:: Material for the task ::
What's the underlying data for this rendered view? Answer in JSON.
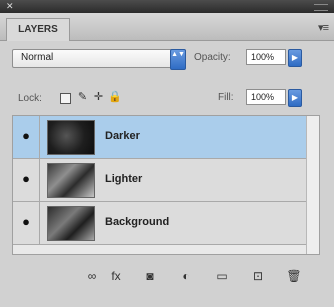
{
  "panel": {
    "close_glyph": "✕",
    "tab_label": "LAYERS",
    "menu_glyph": "▾≡"
  },
  "controls": {
    "blend_mode": "Normal",
    "opacity_label": "Opacity:",
    "opacity_value": "100%",
    "lock_label": "Lock:",
    "fill_label": "Fill:",
    "fill_value": "100%",
    "spinner_glyph": "▲▼",
    "stepper_glyph": "▶"
  },
  "lock_icons": {
    "brush_glyph": "✎",
    "move_glyph": "✛",
    "lock_glyph": "🔒"
  },
  "layers": [
    {
      "name": "Darker",
      "selected": true,
      "visible_glyph": "●"
    },
    {
      "name": "Lighter",
      "selected": false,
      "visible_glyph": "●"
    },
    {
      "name": "Background",
      "selected": false,
      "visible_glyph": "●"
    }
  ],
  "toolbar": [
    {
      "name": "link-layers-icon",
      "glyph": "∞"
    },
    {
      "name": "layer-style-icon",
      "glyph": "fx"
    },
    {
      "name": "layer-mask-icon",
      "glyph": "◙"
    },
    {
      "name": "adjustment-layer-icon",
      "glyph": "◐"
    },
    {
      "name": "new-group-icon",
      "glyph": "▭"
    },
    {
      "name": "new-layer-icon",
      "glyph": "⊡"
    },
    {
      "name": "delete-layer-icon",
      "glyph": "🗑"
    }
  ],
  "colors": {
    "selected_row": "#aacdeb",
    "accent": "#2f6cc4"
  }
}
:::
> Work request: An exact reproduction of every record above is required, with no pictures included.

> Expected answer:
What's the underlying data for this rendered view? Answer in JSON.
{
  "panel": {
    "close_glyph": "✕",
    "tab_label": "LAYERS",
    "menu_glyph": "▾≡"
  },
  "controls": {
    "blend_mode": "Normal",
    "opacity_label": "Opacity:",
    "opacity_value": "100%",
    "lock_label": "Lock:",
    "fill_label": "Fill:",
    "fill_value": "100%",
    "spinner_glyph": "▲▼",
    "stepper_glyph": "▶"
  },
  "lock_icons": {
    "brush_glyph": "✎",
    "move_glyph": "✛",
    "lock_glyph": "🔒"
  },
  "layers": [
    {
      "name": "Darker",
      "selected": true,
      "visible_glyph": "●"
    },
    {
      "name": "Lighter",
      "selected": false,
      "visible_glyph": "●"
    },
    {
      "name": "Background",
      "selected": false,
      "visible_glyph": "●"
    }
  ],
  "toolbar": [
    {
      "name": "link-layers-icon",
      "glyph": "∞"
    },
    {
      "name": "layer-style-icon",
      "glyph": "fx"
    },
    {
      "name": "layer-mask-icon",
      "glyph": "◙"
    },
    {
      "name": "adjustment-layer-icon",
      "glyph": "◐"
    },
    {
      "name": "new-group-icon",
      "glyph": "▭"
    },
    {
      "name": "new-layer-icon",
      "glyph": "⊡"
    },
    {
      "name": "delete-layer-icon",
      "glyph": "🗑"
    }
  ],
  "colors": {
    "selected_row": "#aacdeb",
    "accent": "#2f6cc4"
  }
}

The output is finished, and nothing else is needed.